On a recent excursion around north Dublin I stopped of in Raheny to check out the ruins of an old chapel known locally as St. Assam’s. Well wasn’t I surprised to find that some bloody genius had built two of them side by side. The older of the two and the one in which I was interested in, lies smack bang in the center of the village. The newer one sits directly across the road. Both are no longer in use as another more modern church had been built.The Old Church was built in 1712AD and was later replaced in 1859AD.
There was settlement in the Raheny area dating back to Ancient, and it is believed a Christian establishment back to early Christian times in Ireland. The Parish of Raheny was erected in the 12th century, not later than 1152, more than likely under the Archdiocese of Glendalough. The church and graveyard rest on what looks to be a raised mound. With the fact that Raheny takes its name from ‘Rath Enna’ an ancient fort ruled by a chieftain known as Enna. I would strongly believe that the church was built directly on the site of this ancient fortification. The only mention of a church prior to 1712, was one from 1609AD, so it would be safe to assume that their was an earlier perhaps wooden church in the Area.
St Assam after which the church is named, was believed to have been a disciple of St Patrick.All that remain of the old church are the Gable end and some low wall remnants.

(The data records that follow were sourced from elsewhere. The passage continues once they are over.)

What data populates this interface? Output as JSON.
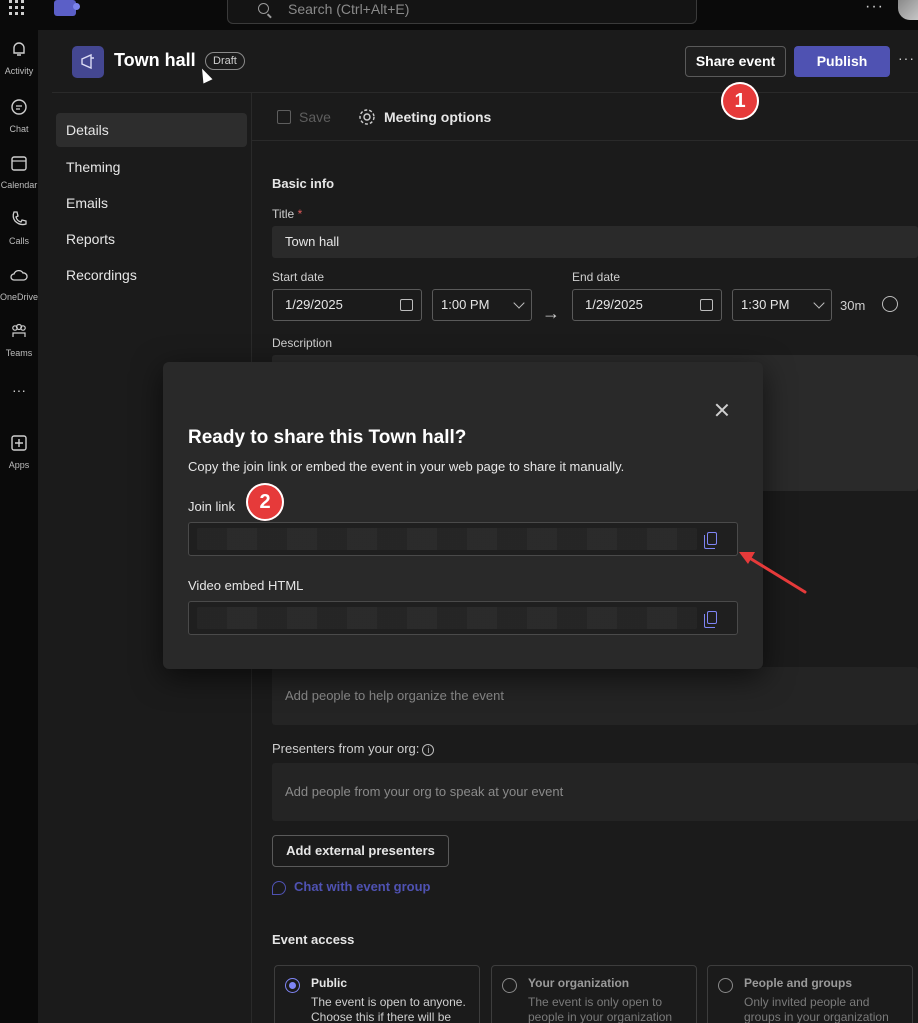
{
  "topbar": {
    "search_placeholder": "Search (Ctrl+Alt+E)",
    "more_label": "···"
  },
  "rail": {
    "items": [
      {
        "label": "Activity",
        "icon": "bell-icon"
      },
      {
        "label": "Chat",
        "icon": "chat-icon"
      },
      {
        "label": "Calendar",
        "icon": "calendar-icon"
      },
      {
        "label": "Calls",
        "icon": "phone-icon"
      },
      {
        "label": "OneDrive",
        "icon": "cloud-icon"
      },
      {
        "label": "Teams",
        "icon": "teams-icon"
      },
      {
        "label": "Apps",
        "icon": "apps-icon"
      }
    ],
    "more_label": "···"
  },
  "header": {
    "title": "Town hall",
    "badge": "Draft",
    "share_label": "Share event",
    "publish_label": "Publish",
    "more_label": "···"
  },
  "callouts": {
    "one": "1",
    "two": "2"
  },
  "menu": {
    "items": [
      {
        "label": "Details",
        "active": true
      },
      {
        "label": "Theming",
        "active": false
      },
      {
        "label": "Emails",
        "active": false
      },
      {
        "label": "Reports",
        "active": false
      },
      {
        "label": "Recordings",
        "active": false
      }
    ]
  },
  "toolbar": {
    "save_label": "Save",
    "options_label": "Meeting options"
  },
  "form": {
    "section_basic": "Basic info",
    "title_label": "Title",
    "required_mark": "*",
    "title_value": "Town hall",
    "start_label": "Start date",
    "start_date": "1/29/2025",
    "start_time": "1:00 PM",
    "end_label": "End date",
    "end_date": "1/29/2025",
    "end_time": "1:30 PM",
    "duration": "30m",
    "description_label": "Description",
    "organizers_placeholder": "Add people to help organize the event",
    "presenters_label": "Presenters from your org:",
    "presenters_placeholder": "Add people from your org to speak at your event",
    "external_btn": "Add external presenters",
    "chat_group_link": "Chat with event group",
    "access_title": "Event access",
    "access_options": [
      {
        "title": "Public",
        "desc": "The event is open to anyone. Choose this if there will be",
        "selected": true
      },
      {
        "title": "Your organization",
        "desc": "The event is only open to people in your organization",
        "selected": false
      },
      {
        "title": "People and groups",
        "desc": "Only invited people and groups in your organization",
        "selected": false
      }
    ]
  },
  "dialog": {
    "title": "Ready to share this Town hall?",
    "subtitle": "Copy the join link or embed the event in your web page to share it manually.",
    "join_label": "Join link",
    "embed_label": "Video embed HTML"
  },
  "colors": {
    "accent": "#4f52b2",
    "callout_red": "#e63a3a",
    "background": "#1b1b1b"
  }
}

The graveyard which surrounds the chapel has a number of interesting stones, most of which look to date back centuries and are unreadable. The church, graveyard and the mound on which they are situated are surrounded by a wall which is approx eight feet in height and comes level to the mound. On my visit here I was quite disappointed to find that the only way into the site was up some steps and sure enough there were a big set of wrought iron gates that were padlocked. No to be deterred I walked around the mound in search of a stile or some other form of access. Now I would not normally do this but as I was taking a shot over the wall my camera fell and I had to use my ninja training to scale the wall and retrieve it, honestly :-). Whilst I was picking up my camera a few shots must have fired off. But seriously, whenever possible it is always best to ask for permission especially when entering privately owned lands.
It has been said that Raheny was an important post in the battle of Clontarf and in 1040, Sitric, Danish King of Dublin, whom was known to have converted to Christianity, gave a gift of his lands at Portrane, Rathenny and Baldoyle to Donat, the first Bishop of Dublin. After the Norman invasion, the lands of Rathenny as they were then known were allocated by Strongbow to another well known Norman Knight named John de Courcey, who set out from Rathenny in 1177 to conquer Ulster. Later, after de Courcey had been put down, the de Lacy Family were Lords of Rathenny for a time. In 1189 the lands at Rahenny were part of the vast properties owned by the great religious house of St. Mary’s Abbey There is evidence of a small Chapel in Raheny in the 12th and 13th centuries and this probably fell into ruins after the suppression of the religious houses by King Henry V111. In 1781, a curious incident took place in this graveyard. A man named John Lonergan had been sentenced to death for poisoning his employer with arsenic but Lonergan bribed his executioner to help fake his death. His coffin was secretly filled with stones and buried in the graveyard while the man himself fled to America.